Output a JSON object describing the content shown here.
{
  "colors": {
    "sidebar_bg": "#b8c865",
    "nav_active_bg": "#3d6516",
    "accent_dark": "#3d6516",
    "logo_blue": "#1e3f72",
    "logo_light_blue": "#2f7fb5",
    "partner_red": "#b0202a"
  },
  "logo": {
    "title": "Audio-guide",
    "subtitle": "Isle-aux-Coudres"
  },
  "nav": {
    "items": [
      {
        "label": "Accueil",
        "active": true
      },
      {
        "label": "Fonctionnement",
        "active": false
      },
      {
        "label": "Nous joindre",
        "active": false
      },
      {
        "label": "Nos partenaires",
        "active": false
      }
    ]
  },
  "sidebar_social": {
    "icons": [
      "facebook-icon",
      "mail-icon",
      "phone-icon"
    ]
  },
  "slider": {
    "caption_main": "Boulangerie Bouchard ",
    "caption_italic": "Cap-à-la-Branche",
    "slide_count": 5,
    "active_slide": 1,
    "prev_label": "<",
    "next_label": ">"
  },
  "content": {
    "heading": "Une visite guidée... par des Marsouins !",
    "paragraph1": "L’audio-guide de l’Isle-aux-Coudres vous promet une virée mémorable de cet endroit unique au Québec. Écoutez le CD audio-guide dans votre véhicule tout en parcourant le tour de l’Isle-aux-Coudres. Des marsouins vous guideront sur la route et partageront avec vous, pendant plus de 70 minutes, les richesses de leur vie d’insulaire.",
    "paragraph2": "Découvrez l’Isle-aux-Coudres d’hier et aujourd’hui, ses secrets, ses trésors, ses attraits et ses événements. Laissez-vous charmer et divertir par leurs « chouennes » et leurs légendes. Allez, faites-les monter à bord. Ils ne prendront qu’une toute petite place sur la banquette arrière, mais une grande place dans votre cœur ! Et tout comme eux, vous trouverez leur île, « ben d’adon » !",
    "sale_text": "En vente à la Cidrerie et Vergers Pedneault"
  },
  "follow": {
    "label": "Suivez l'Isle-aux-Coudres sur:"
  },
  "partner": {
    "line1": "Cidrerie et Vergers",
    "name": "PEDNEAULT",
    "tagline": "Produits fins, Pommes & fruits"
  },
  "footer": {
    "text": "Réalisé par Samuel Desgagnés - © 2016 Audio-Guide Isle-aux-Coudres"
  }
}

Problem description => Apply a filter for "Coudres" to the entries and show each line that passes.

Reply =>
    "subtitle": "Isle-aux-Coudres"
    "paragraph1": "L’audio-guide de l’Isle-aux-Coudres vous promet une virée mémorable de cet endroit unique au Québec. Écoutez le CD audio-guide dans votre véhicule tout en parcourant le tour de l’Isle-aux-Coudres. Des marsouins vous guideront sur la route et partageront avec vous, pendant plus de 70 minutes, les richesses de leur vie d’insulaire.",
    "paragraph2": "Découvrez l’Isle-aux-Coudres d’hier et aujourd’hui, ses secrets, ses trésors, ses attraits et ses événements. Laissez-vous charmer et divertir par leurs « chouennes » et leurs légendes. Allez, faites-les monter à bord. Ils ne prendront qu’une toute petite place sur la banquette arrière, mais une grande place dans votre cœur ! Et tout comme eux, vous trouverez leur île, « ben d’adon » !",
    "label": "Suivez l'Isle-aux-Coudres sur:"
    "text": "Réalisé par Samuel Desgagnés - © 2016 Audio-Guide Isle-aux-Coudres"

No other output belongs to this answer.